Since his knee joint continued to swell and became stiff suggests that an infection set in, later requiring the use of seton or issues.

He suffered “miner’s rheumatism” during his later years (around 1884), perhaps due to his history of infection of his joint space.  [see page xv of text.]

See Issues/Seton.


Around 1800-1830, infections were still poorly understood and at times a physician also trained in surgery would actually remove a scar due to its unnatural looking, granulomatous nature, rather than leave it be so it could complete the healing process.   Once the healing process was better understood, physicians developed the seton, a thread, wire, or piece of bandage material that was through the tissues just beneath the skin and/or through the nearby cyst in order to provide a route for the infection to travel through.  This resulted in the formation of a sinus or fistula, which if it did not fully heal and close-up had to be slit open again to allow the area to heal from deep inside the flesh outwards.


The following notes detail Russell’s medical experiences (p. 103-8)

Osborne Russell’s journal gives us some insight into the life of a regular trapper whose healing faith was dedicated to the beliefs of the English.  One sign of Russell’s dedication to the British medics was his lack of mention of much about the natural resources he had at hand during his expeditions.  Nearly all of the medicines he uses display a limited awareness of the surrounding flora, and the emphases placed on traditional colonial cures instead of traditional native cures.

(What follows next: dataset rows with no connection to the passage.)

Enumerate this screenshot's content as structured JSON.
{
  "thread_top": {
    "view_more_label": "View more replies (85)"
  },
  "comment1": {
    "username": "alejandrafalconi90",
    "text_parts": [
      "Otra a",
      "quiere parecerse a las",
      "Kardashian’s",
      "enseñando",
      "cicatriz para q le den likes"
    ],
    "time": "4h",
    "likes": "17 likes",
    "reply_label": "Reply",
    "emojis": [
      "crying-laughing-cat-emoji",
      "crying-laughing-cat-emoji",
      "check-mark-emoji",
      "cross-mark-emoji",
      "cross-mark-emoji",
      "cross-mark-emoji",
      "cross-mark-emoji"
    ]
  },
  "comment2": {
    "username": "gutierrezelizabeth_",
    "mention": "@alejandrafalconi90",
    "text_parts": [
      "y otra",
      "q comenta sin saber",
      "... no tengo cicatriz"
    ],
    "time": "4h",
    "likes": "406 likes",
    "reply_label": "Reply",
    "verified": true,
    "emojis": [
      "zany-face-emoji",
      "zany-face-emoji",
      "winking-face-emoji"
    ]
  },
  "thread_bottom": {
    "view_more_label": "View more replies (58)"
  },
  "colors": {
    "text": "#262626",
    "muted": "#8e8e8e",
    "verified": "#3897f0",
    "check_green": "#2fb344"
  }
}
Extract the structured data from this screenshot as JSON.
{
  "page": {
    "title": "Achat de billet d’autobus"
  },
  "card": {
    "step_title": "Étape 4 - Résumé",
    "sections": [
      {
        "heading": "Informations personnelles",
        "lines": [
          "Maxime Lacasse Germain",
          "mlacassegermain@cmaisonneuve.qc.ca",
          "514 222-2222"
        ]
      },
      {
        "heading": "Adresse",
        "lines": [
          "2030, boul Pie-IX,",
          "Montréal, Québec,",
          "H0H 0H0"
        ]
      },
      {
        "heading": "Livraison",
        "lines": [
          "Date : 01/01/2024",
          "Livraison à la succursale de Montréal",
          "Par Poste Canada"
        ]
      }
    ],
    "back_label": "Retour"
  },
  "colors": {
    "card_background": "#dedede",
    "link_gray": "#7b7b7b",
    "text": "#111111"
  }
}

Russell makes use of the issues, a trait borne primarily by the European healing tradition.  The purpose of the issue was to open a swollen area, usually a joint, where pus was formed, in order to allow that pus to exit the joint space.  In old-fashioned colonial thinking, this healing method took place in order to rid the boy of the bad humours contained within the infected joint capsule.  Centuries later, this healing method came to be redefined as an attempt made to rid the body of an infection.  To perform the issues, Russell and other regular healers made use of issue peas.

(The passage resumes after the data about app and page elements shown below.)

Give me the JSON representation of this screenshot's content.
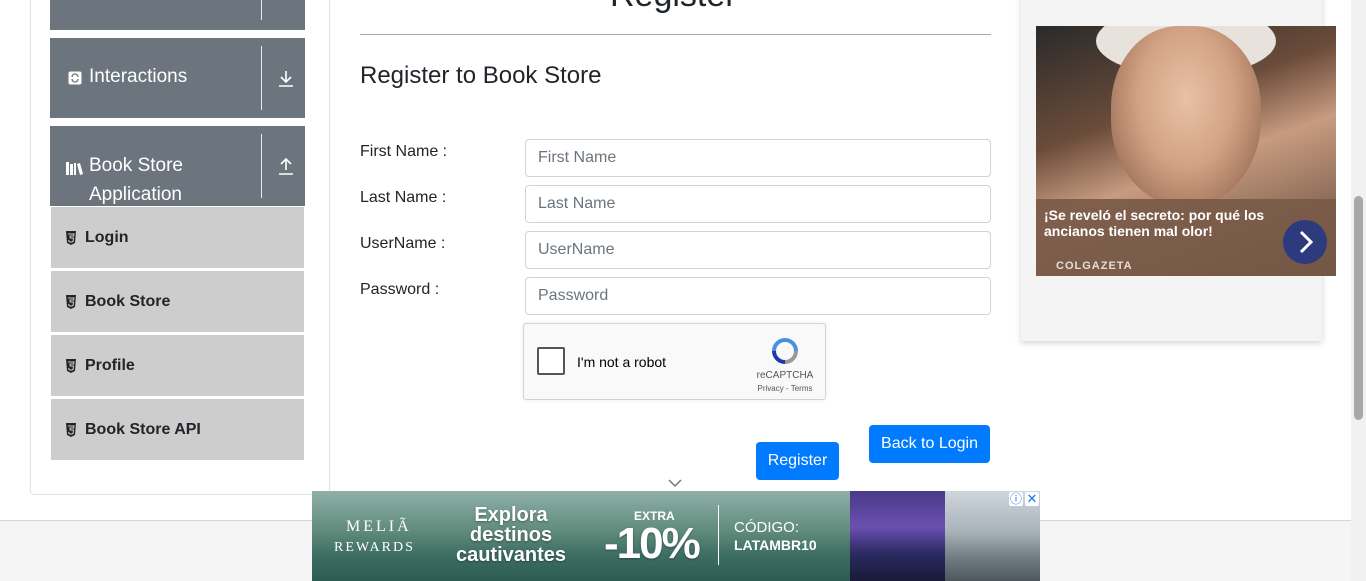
{
  "page_heading_partial": "Register",
  "sidebar": {
    "groups": [
      {
        "label": "",
        "icon": "collapsed-group-icon"
      },
      {
        "label": "Interactions",
        "icon": "refresh-icon",
        "arrow": "download-arrow-icon"
      },
      {
        "label_line1": "Book Store",
        "label_line2": "Application",
        "icon": "books-icon",
        "arrow": "upload-arrow-icon"
      }
    ],
    "items": [
      {
        "label": "Login",
        "icon": "html5-icon"
      },
      {
        "label": "Book Store",
        "icon": "html5-icon"
      },
      {
        "label": "Profile",
        "icon": "html5-icon"
      },
      {
        "label": "Book Store API",
        "icon": "html5-icon"
      }
    ]
  },
  "form": {
    "title": "Register to Book Store",
    "fields": [
      {
        "label": "First Name :",
        "placeholder": "First Name",
        "value": ""
      },
      {
        "label": "Last Name :",
        "placeholder": "Last Name",
        "value": ""
      },
      {
        "label": "UserName :",
        "placeholder": "UserName",
        "value": ""
      },
      {
        "label": "Password :",
        "placeholder": "Password",
        "value": ""
      }
    ],
    "captcha": {
      "label": "I'm not a robot",
      "brand": "reCAPTCHA",
      "links": "Privacy - Terms"
    },
    "register_label": "Register",
    "back_label": "Back to Login"
  },
  "right_ad": {
    "caption": "¡Se reveló el secreto: por qué los ancianos tienen mal olor!",
    "source": "COLGAZETA"
  },
  "banner_ad": {
    "logo_line1": "MELIÃ",
    "logo_line2": "REWARDS",
    "headline": "Explora destinos cautivantes",
    "extra": "EXTRA",
    "discount": "-10%",
    "code_label": "CÓDIGO:",
    "code_value": "LATAMBR10",
    "adchoices_icon": "ⓘ",
    "close_icon": "✕"
  },
  "colors": {
    "accent": "#007bff",
    "sidebar_group": "#6c757d",
    "sidebar_item": "#cdcdcd"
  }
}
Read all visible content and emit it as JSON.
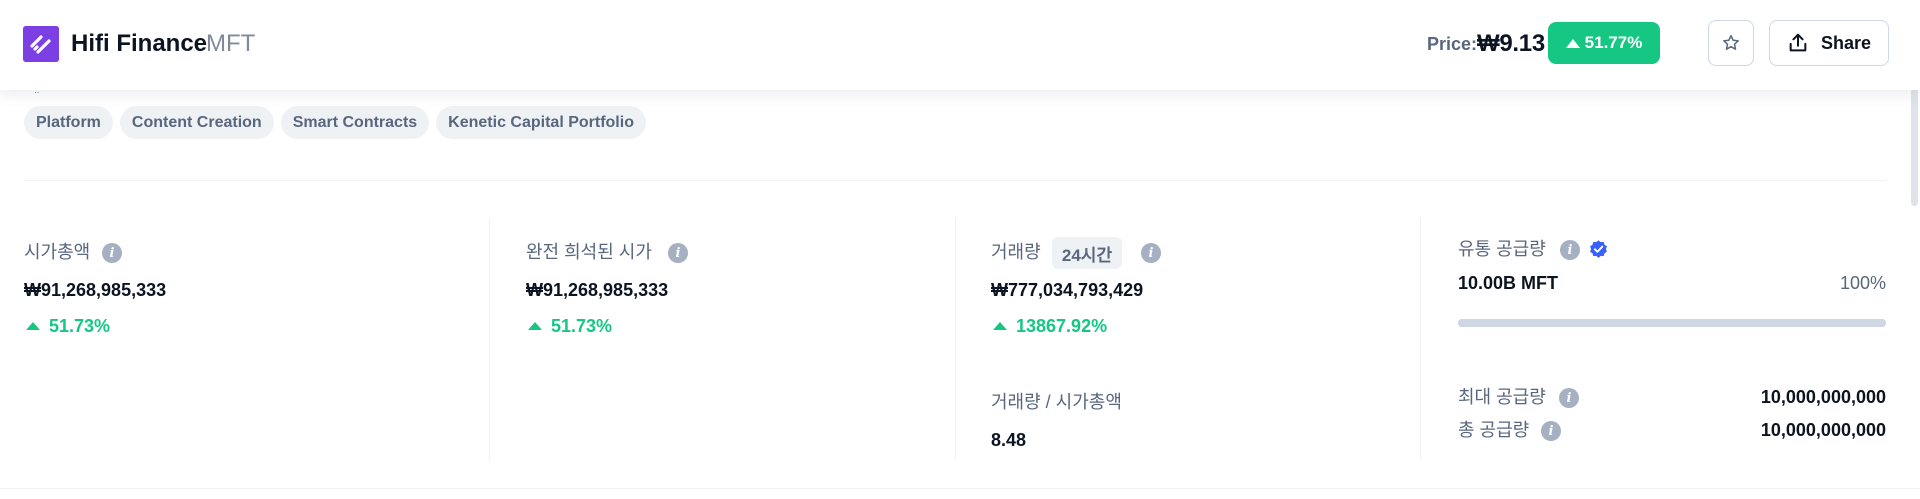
{
  "header": {
    "name": "Hifi Finance",
    "symbol": "MFT",
    "price_label": "Price:",
    "price_value": "₩9.13",
    "price_change": "51.77%",
    "share_label": "Share",
    "icons": {
      "logo": "hifi-logo",
      "star": "star-icon",
      "share": "share-icon"
    }
  },
  "tag_stub": "..",
  "tags": [
    "Platform",
    "Content Creation",
    "Smart Contracts",
    "Kenetic Capital Portfolio"
  ],
  "stats": {
    "market_cap": {
      "label": "시가총액",
      "value": "₩91,268,985,333",
      "change": "51.73%"
    },
    "fdv": {
      "label": "완전 희석된 시가",
      "value": "₩91,268,985,333",
      "change": "51.73%"
    },
    "volume": {
      "label": "거래량",
      "period": "24시간",
      "value": "₩777,034,793,429",
      "change": "13867.92%"
    },
    "vol_mcap": {
      "label": "거래량 / 시가총액",
      "value": "8.48"
    },
    "circulating": {
      "label": "유통 공급량",
      "value": "10.00B MFT",
      "percent": "100%",
      "progress": 1.0
    },
    "max_supply": {
      "label": "최대 공급량",
      "value": "10,000,000,000"
    },
    "total_supply": {
      "label": "총 공급량",
      "value": "10,000,000,000"
    }
  },
  "colors": {
    "accent_green": "#16c784",
    "brand_purple": "#7b3fe4",
    "verified_blue": "#3861fb",
    "muted": "#58667e"
  }
}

Russell’s other chief mention of medicine pertained to an arrow injury he had sustained.  He made use of Beaver’s Oil and Castoreum to bathe his sore knee in following this injury.  The beaver fat he refers to was cooked down to a liquid state, to which was then added Castoreum and then a little salt water mixed in to produce a salve.  The Castor or Castoreum is that part of this animal considered equivalent to musk of an Alpine Asiatic Deer (Moschus moschiferus and other spp.), and is a scented fluid emitted by Beaver (Castor sp.)  It was also collected by trappers for use in concealing body odor.  Throughout colonial history it was sold to the markets for use in perfumes and medicines.

Following his initial treatment of this injury, Russell began experiencing an infection, swelling, soreness, and a stiff, swollen knee joint, of which he remarks:

“I had bathed my wounds in Salt water and made a salve of Beavers Oil and Castoreum which I applied to them  This had eased the pain and drawn out the swelling in a great measure.”

With this statement he is eluding to perhaps a counterirritant-like effect and/or a reduction of swelling by drawing out excess fluid with the help of the salt water.

Since his knee joint continued to swell and became stiff, this suggests that an infection set in, later requiring the use of seton or issues.

Russell suffered from “miner’s rheumatism” during his later years (around 1884), perhaps due to his history of infection of his joint space.  [see page xv of text.]

Other trappers gave much more detailed renderings of their reliance on native plants.